I won’t worship with community today – no “church” services. I chose this day to sleep late and enjoy true Sabbath rest. To lament a little, to escape a little. To ponder. To write.
To be relocated in hope, deep in the corners of my mind where only God can interpret and renew the reimagining that I need to see, and hear, and feel.
And to know, I am seen.
The world only gets more broken with each passing year, gender, racial, and religious oppressions are grievous, wars and refugees increase. In my mind’s eye, I see the suffering and loss of babies, women, and children, worldwide. The judgment that still falls upon single women and childless women, sex workers, working women, and women warriors. Expectations of what you should do and be which are so often not who you are.
My own sadness which is a just a tiny molecule in a galaxy of intense suffering mingle with the voices of those weeping.
A close friends daughter is slowly dying. I know she is holding the pain of loss and the joy of one more day tightly together. Another mourns her singleness and deep desire to have a child. Yet another mourns the suicide of her son, and another the loss of her infant. Another empty nest.
Meanwhile, multitudes are kept hidden by the abusers who hold them.
Galaxies of galaxies of pain, joy, and what is.
I no longer see a dichotomy between suffering and joy – they are held in that space between the two where hope rests and where God works – all blended together in a Trinitarian dance – the perichoresis of us.
I will always remember my first time attending Plattsburgh Faith Assembly on Mothers Day, 2005. We had moved into the small community a month before. After about 17 moves it was our “forever home.” Our dream farm purchased in part by my father who was to move in with us. He died two days before.
The pastor had asked all mothers to stand up along the back wall. My introverted cells were freaking out over the thought, but all my kids were making a bigger scene at trying to get me to stand up. Little did I know mothers would be asked to raise their hands at “one child,” “two children” “three children” … “When he said “more than five” I knew I was in trouble with ten who called me “mom” at that time.
When you lead an active busy life the time goes swiftly. We were farmers, parents, grandparents, friends, teachers, students, community volunteers, college small group leaders – we were going to die in that community. Home.
Life was a whir of relationships. It wasn’t unusual to have fifteen, twenty, thirty people in our home. The whir was slowly chipped away but never did I imagine Dave would lose his life long job, or that a job loss would be followed by so much change.

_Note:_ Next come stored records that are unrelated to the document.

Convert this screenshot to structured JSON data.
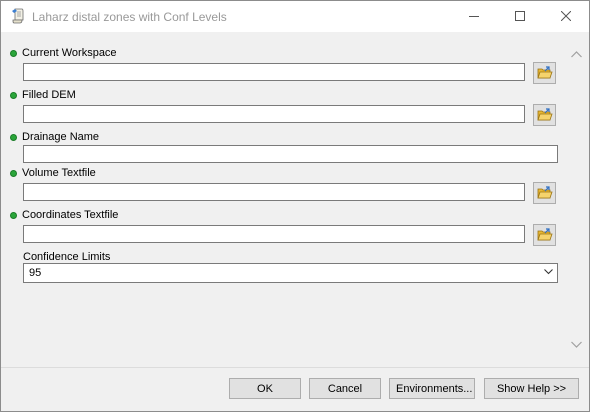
{
  "window": {
    "title": "Laharz distal zones with Conf Levels"
  },
  "parameters": [
    {
      "label": "Current Workspace",
      "value": ""
    },
    {
      "label": "Filled DEM",
      "value": ""
    },
    {
      "label": "Drainage Name",
      "value": ""
    },
    {
      "label": "Volume Textfile",
      "value": ""
    },
    {
      "label": "Coordinates Textfile",
      "value": ""
    }
  ],
  "confidence": {
    "label": "Confidence Limits",
    "value": "95"
  },
  "buttons": {
    "ok": "OK",
    "cancel": "Cancel",
    "environments": "Environments...",
    "show_help": "Show Help >>"
  },
  "icons": {
    "app": "script-tool-icon",
    "browse": "open-folder-icon",
    "required": "required-dot-icon"
  },
  "colors": {
    "required_dot": "#2aa53a",
    "folder": "#e8b732"
  }
}
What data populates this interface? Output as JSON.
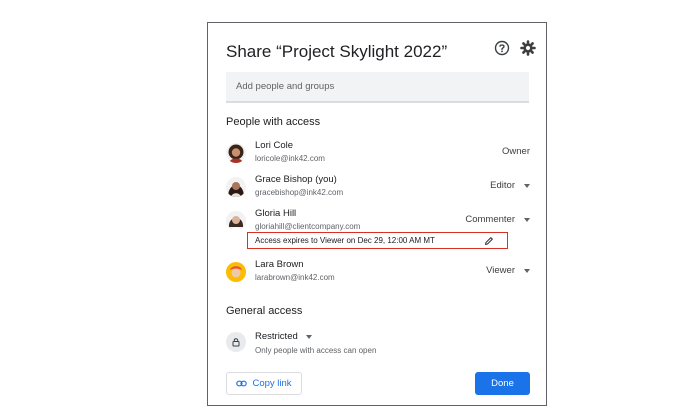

Today I remember a better time when laughter rang and small feet ran, friends gathered, and family abounded. Before the scattering. Before the brokenness. Before the losses. Before the days of social media and cell phones further disconnected people while simultaneously shouting the joys of others. Today I’m thankful for lunch with grandkids and those who I can laugh with. I’m thankful that I can touch the lives of other women who have suffered from the loss of stillbirths, broken relationships, miscarriages, divorces, child loss, financial loss, abortions…
I see you.
I identify with the mothers who wish they had known then what they know now. Before the mistakes and irreversible decisions. Before the miscommunications and wrong perceptions. Before the pain.
I see you.
I join with all those whose memories of their own mothers bring visions of abuse, neglect, and pain. Or those who can only mourn the loss of what never was, in place of joyful, motherly love.
God sees you.
God see you, loves you… delights in you. Delights in you.
You are a Trinitarian gift to the world…
…wrapped in all the mistakes, the brokenness, the pain, the hiding – the beauty. God calls you.
Humanity calls you to lift up your heads and be the role models of what is real, and true, and deep, and redemptive.
So rejoice this day, lament this day, wail, weep, cry, shout, sing, dance, struggle, rest …
I see you.
If we have the freedom to be a voice for others, we have the freedom to be a voice for ourselves.
See them. Be heard. Be seen.
I see you.